I am a linguist, in the process of getting my PhD at the University of Pennsylvania. My research interests are eclectic and interdisciplinary: I am primarily interested in language change and variation, but it's hard to find a topic in linguistics I'm not fascinated by.

My current research interests include Game Theoretic approaches to Pragmatics (specifically, implicature, 'dog whistle,'  euphemism, and microaggression), Evolutionary Game Theoretic approaches to modeling language change and variation, social stratification in language, various topics in African American Vernacular English, and tonal phenomena (primarily in Mandarin).
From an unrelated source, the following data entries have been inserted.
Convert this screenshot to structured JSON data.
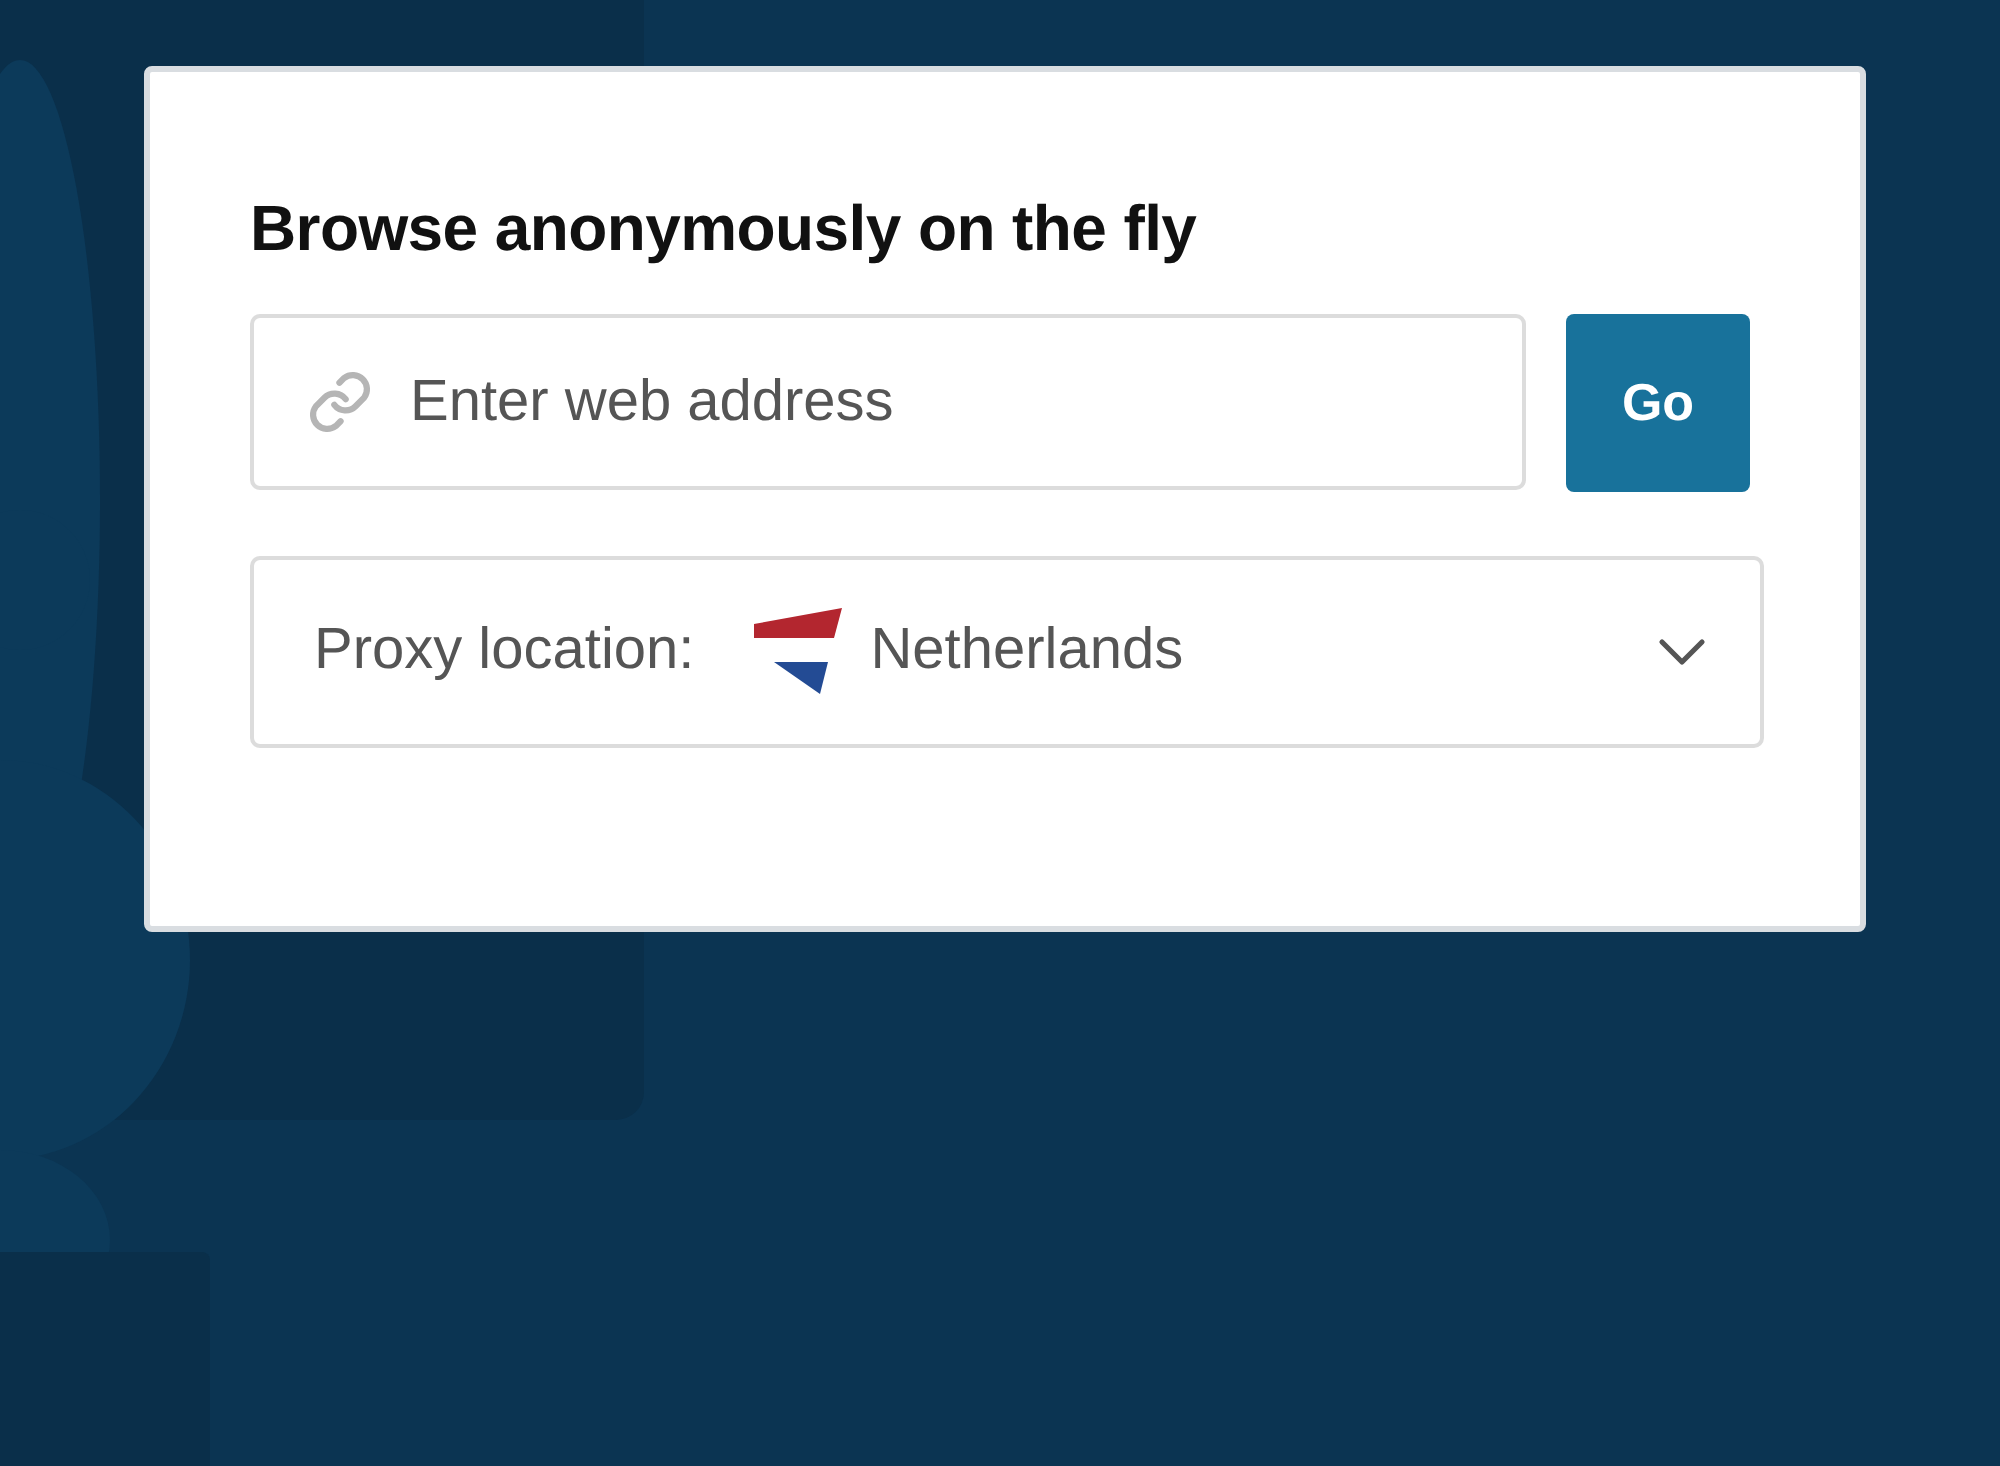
{
  "card": {
    "title": "Browse anonymously on the fly"
  },
  "address_field": {
    "placeholder": "Enter web address"
  },
  "go_button": {
    "label": "Go"
  },
  "location_select": {
    "label": "Proxy location:",
    "value": "Netherlands"
  }
}
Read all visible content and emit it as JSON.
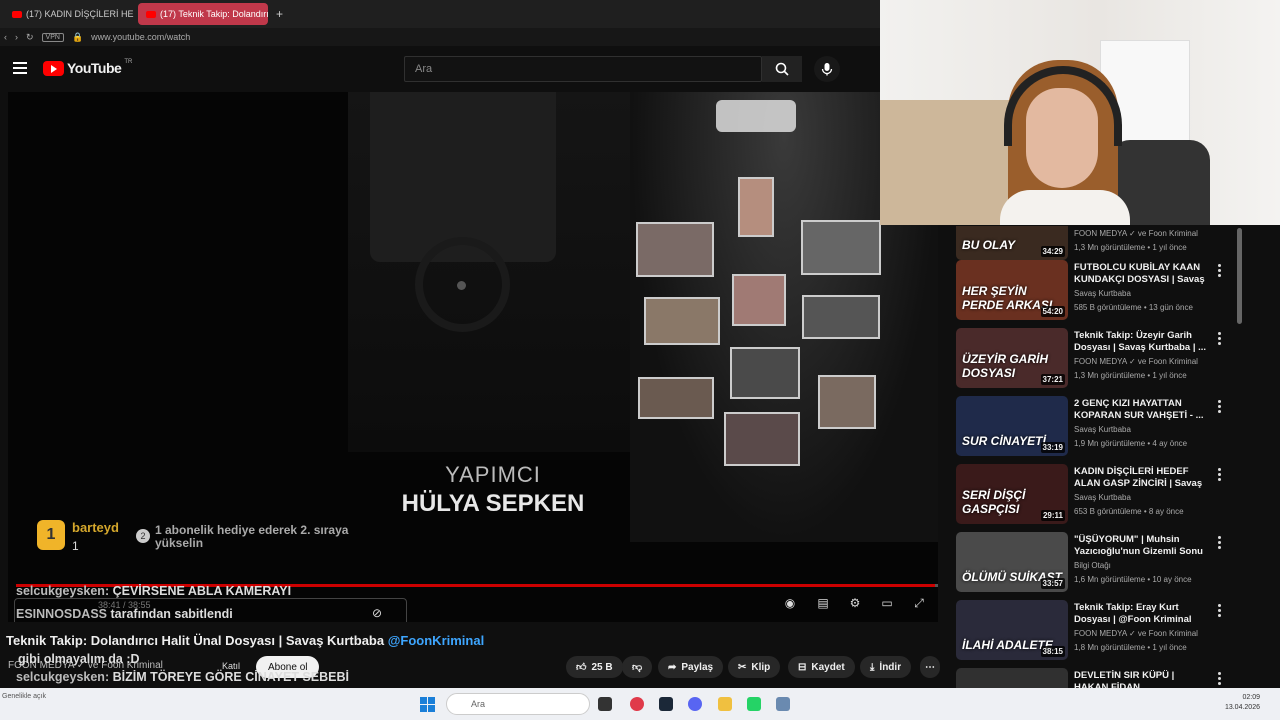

My advisors are Robin Clark and William Labov.

I came to linguistics late. I spent the last 10 years as a struggling jazz musician (what jazz musician isn't?) and more recently as a research assistant and facilitator for a consulting firm that specializes in high performance through effective management of diverse workforces -- with a significant number of government and military clients.


Current Research

I am always working on a number of projects. Current projects are:

 

Describing the emergence of new pronouns in AAVE;

tracing emerging standards in social media writing and evaluating the extent to which they can tell us something about Phonology (and by extension, dialect geography) in both AAVE and Persian;

modeling 'microaggression' as a Bayesian Signaling Game;

THIS IS NOT MY BOAT. WHO PUT THIS HERE? MOVE YOUR BOAT, BUDDY.

Using Evolutionary Game Theory and Distributed Morphology to model verbal suppletion as competing strategies in a verbal ecology, and testing the model against the historical record for Latin and its daughters;

Modeling the 'euphemism treadmill' as predation in a lexical ecology,

...and a ton of others, including a large, super-secret project on court-reporter comprehension and transcription faithfulness of AAVE, with a team that includes members of the U Penn linguistics department, the Wharton School of Economics, Philadelphia Lawyers for Social Equity, and the NYU Sociology department.